• WORK TO BE COMPLETED
Everything in the listing below should be repeated exactly, apart from the pictures.

• DATA PROVIDED
Start of Block

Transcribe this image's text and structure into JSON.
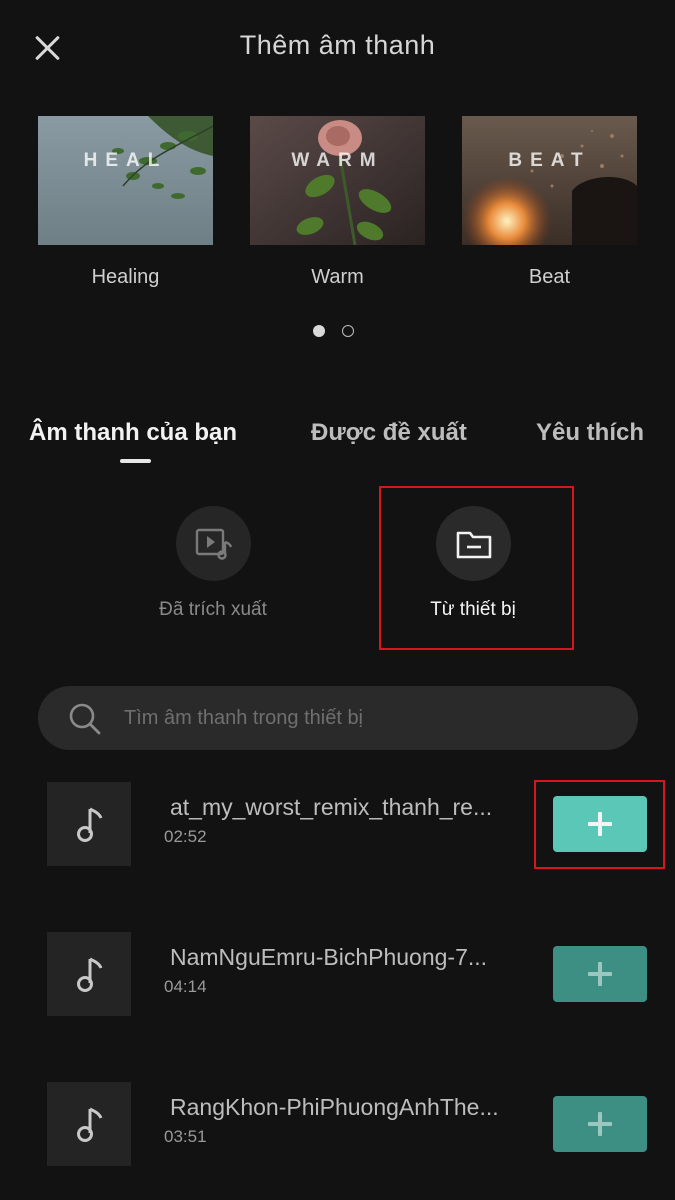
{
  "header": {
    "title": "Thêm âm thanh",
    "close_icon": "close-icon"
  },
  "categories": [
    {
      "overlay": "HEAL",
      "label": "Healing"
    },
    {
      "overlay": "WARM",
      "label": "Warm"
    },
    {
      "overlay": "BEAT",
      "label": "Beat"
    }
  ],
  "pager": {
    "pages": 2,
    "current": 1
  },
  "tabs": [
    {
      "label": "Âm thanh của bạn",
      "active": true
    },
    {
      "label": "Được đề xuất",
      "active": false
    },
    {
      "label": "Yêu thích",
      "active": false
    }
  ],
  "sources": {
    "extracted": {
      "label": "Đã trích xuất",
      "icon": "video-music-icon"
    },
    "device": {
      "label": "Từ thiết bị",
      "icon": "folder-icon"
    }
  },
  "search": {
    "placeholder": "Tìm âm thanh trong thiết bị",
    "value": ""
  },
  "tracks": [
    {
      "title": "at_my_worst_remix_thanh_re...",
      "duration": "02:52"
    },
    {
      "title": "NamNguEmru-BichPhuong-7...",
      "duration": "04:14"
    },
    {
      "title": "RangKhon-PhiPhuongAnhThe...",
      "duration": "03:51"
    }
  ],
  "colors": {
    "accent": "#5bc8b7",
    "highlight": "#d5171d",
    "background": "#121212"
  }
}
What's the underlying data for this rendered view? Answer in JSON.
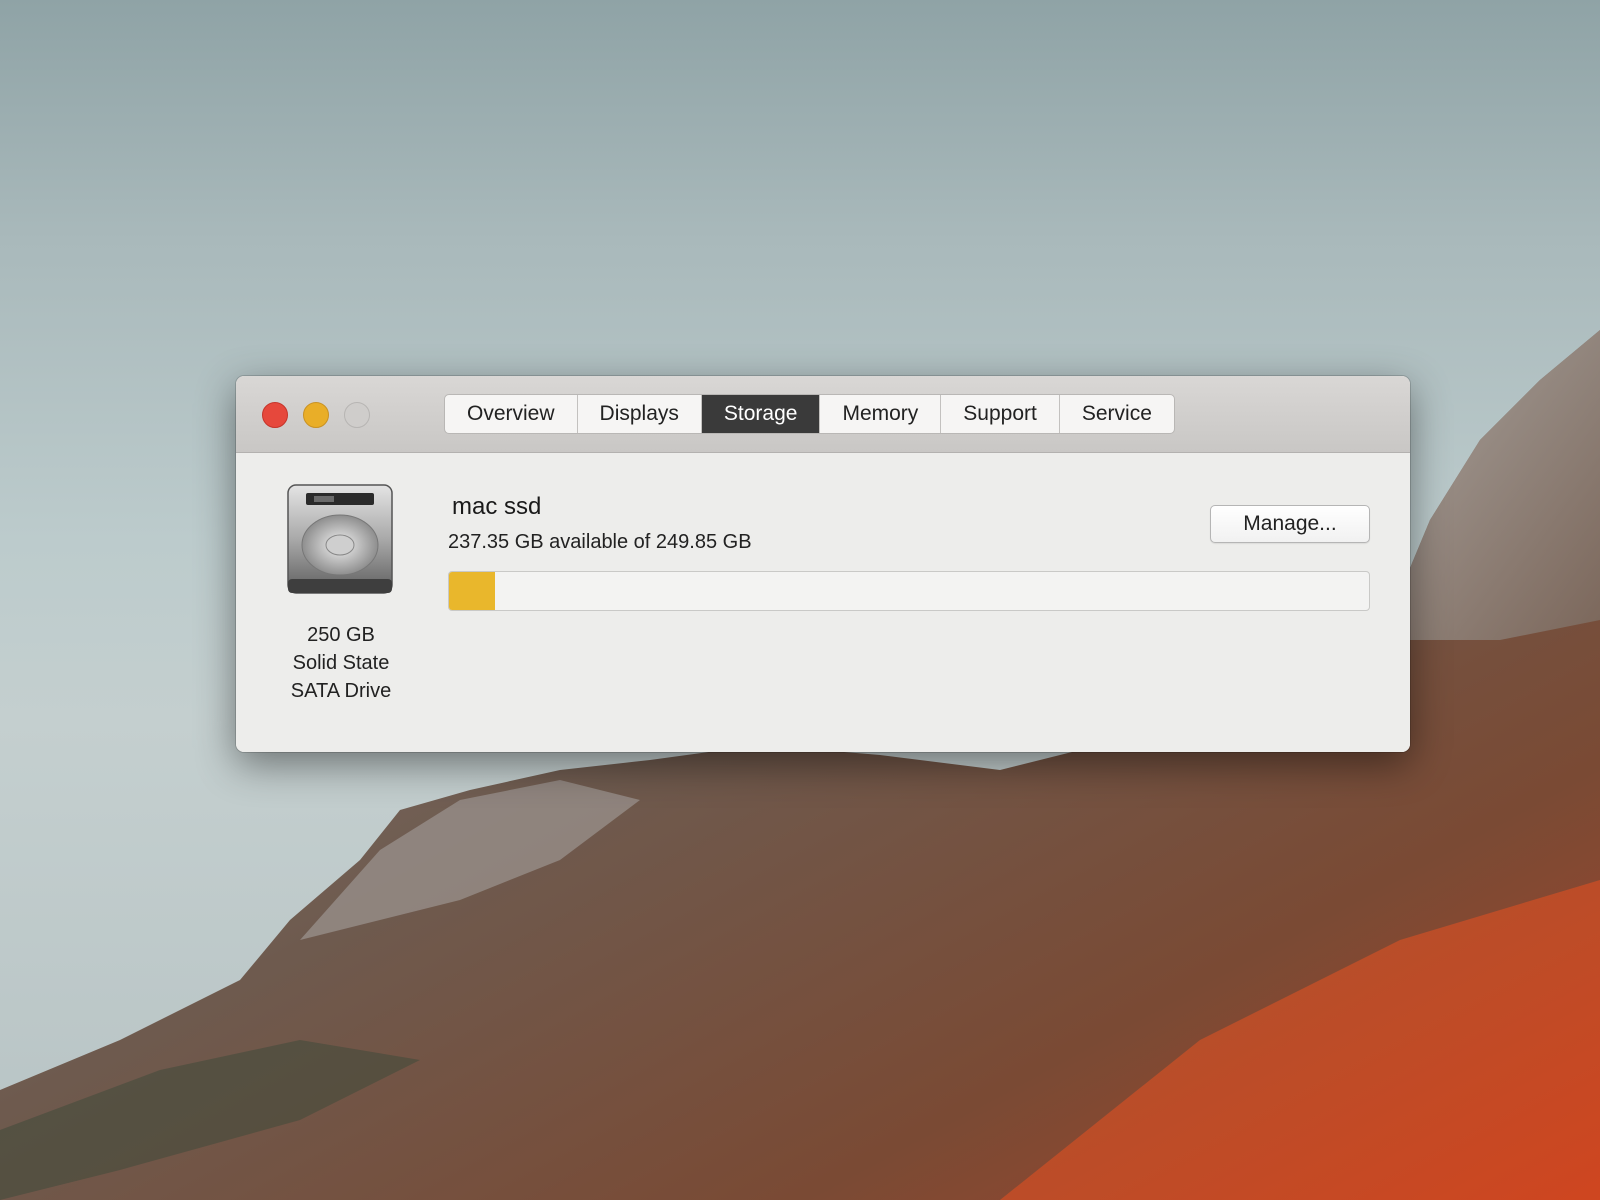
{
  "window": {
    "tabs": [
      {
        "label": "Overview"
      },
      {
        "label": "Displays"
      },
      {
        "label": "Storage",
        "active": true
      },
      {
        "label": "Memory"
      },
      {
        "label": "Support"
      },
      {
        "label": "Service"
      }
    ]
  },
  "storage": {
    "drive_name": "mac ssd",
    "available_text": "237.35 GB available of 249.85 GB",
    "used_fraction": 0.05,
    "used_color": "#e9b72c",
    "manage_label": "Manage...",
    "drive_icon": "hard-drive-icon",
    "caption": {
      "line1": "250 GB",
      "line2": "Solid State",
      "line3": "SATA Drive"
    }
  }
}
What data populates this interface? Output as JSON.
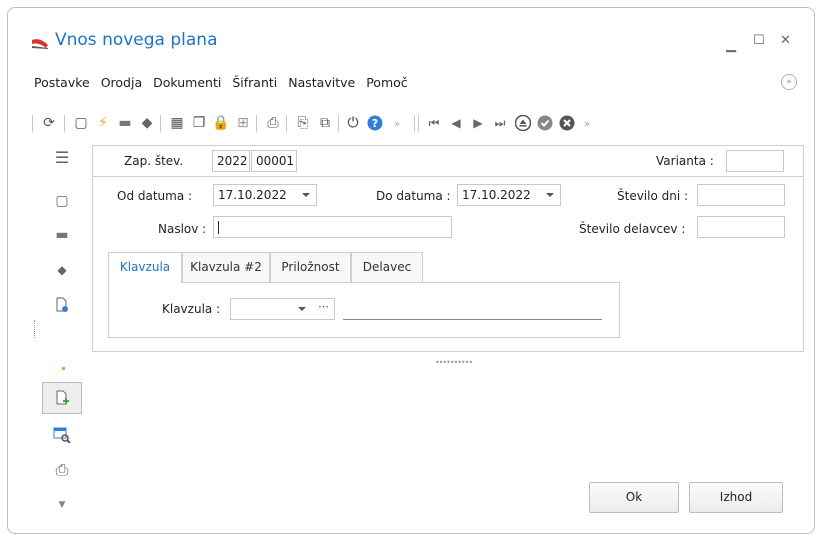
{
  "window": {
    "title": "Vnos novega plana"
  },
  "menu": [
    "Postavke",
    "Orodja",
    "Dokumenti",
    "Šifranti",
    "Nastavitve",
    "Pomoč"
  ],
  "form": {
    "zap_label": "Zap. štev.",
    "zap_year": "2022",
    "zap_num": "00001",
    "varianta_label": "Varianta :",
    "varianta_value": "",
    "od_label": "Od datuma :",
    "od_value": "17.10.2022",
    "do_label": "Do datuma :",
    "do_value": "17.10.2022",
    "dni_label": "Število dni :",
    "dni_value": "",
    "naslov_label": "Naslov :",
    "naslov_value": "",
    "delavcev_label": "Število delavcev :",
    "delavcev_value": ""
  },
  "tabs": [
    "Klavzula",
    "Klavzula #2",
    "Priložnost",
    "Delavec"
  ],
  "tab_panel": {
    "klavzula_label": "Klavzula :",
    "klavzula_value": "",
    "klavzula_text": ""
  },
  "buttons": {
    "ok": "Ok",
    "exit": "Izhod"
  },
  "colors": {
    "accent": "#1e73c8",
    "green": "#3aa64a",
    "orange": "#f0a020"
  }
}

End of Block

• ANSWER SECTION
Transcribe this image's text and structure into JSON.
{
  "header": {
    "title": "Thêm âm thanh",
    "close_icon": "close-icon"
  },
  "categories": [
    {
      "overlay": "HEAL",
      "label": "Healing"
    },
    {
      "overlay": "WARM",
      "label": "Warm"
    },
    {
      "overlay": "BEAT",
      "label": "Beat"
    }
  ],
  "pager": {
    "pages": 2,
    "current": 1
  },
  "tabs": [
    {
      "label": "Âm thanh của bạn",
      "active": true
    },
    {
      "label": "Được đề xuất",
      "active": false
    },
    {
      "label": "Yêu thích",
      "active": false
    }
  ],
  "sources": {
    "extracted": {
      "label": "Đã trích xuất",
      "icon": "video-music-icon"
    },
    "device": {
      "label": "Từ thiết bị",
      "icon": "folder-icon"
    }
  },
  "search": {
    "placeholder": "Tìm âm thanh trong thiết bị",
    "value": ""
  },
  "tracks": [
    {
      "title": "at_my_worst_remix_thanh_re...",
      "duration": "02:52"
    },
    {
      "title": "NamNguEmru-BichPhuong-7...",
      "duration": "04:14"
    },
    {
      "title": "RangKhon-PhiPhuongAnhThe...",
      "duration": "03:51"
    }
  ],
  "colors": {
    "accent": "#5bc8b7",
    "highlight": "#d5171d",
    "background": "#121212"
  }
}
What's the underlying data for this rendered view? Answer in JSON.
{
  "window": {
    "tabs": [
      {
        "label": "Overview"
      },
      {
        "label": "Displays"
      },
      {
        "label": "Storage",
        "active": true
      },
      {
        "label": "Memory"
      },
      {
        "label": "Support"
      },
      {
        "label": "Service"
      }
    ]
  },
  "storage": {
    "drive_name": "mac ssd",
    "available_text": "237.35 GB available of 249.85 GB",
    "used_fraction": 0.05,
    "used_color": "#e9b72c",
    "manage_label": "Manage...",
    "drive_icon": "hard-drive-icon",
    "caption": {
      "line1": "250 GB",
      "line2": "Solid State",
      "line3": "SATA Drive"
    }
  }
}
What data populates this interface? Output as JSON.
{
  "window": {
    "title": "Vnos novega plana"
  },
  "menu": [
    "Postavke",
    "Orodja",
    "Dokumenti",
    "Šifranti",
    "Nastavitve",
    "Pomoč"
  ],
  "form": {
    "zap_label": "Zap. štev.",
    "zap_year": "2022",
    "zap_num": "00001",
    "varianta_label": "Varianta :",
    "varianta_value": "",
    "od_label": "Od datuma :",
    "od_value": "17.10.2022",
    "do_label": "Do datuma :",
    "do_value": "17.10.2022",
    "dni_label": "Število dni :",
    "dni_value": "",
    "naslov_label": "Naslov :",
    "naslov_value": "",
    "delavcev_label": "Število delavcev :",
    "delavcev_value": ""
  },
  "tabs": [
    "Klavzula",
    "Klavzula #2",
    "Priložnost",
    "Delavec"
  ],
  "tab_panel": {
    "klavzula_label": "Klavzula :",
    "klavzula_value": "",
    "klavzula_text": ""
  },
  "buttons": {
    "ok": "Ok",
    "exit": "Izhod"
  },
  "colors": {
    "accent": "#1e73c8",
    "green": "#3aa64a",
    "orange": "#f0a020"
  }
}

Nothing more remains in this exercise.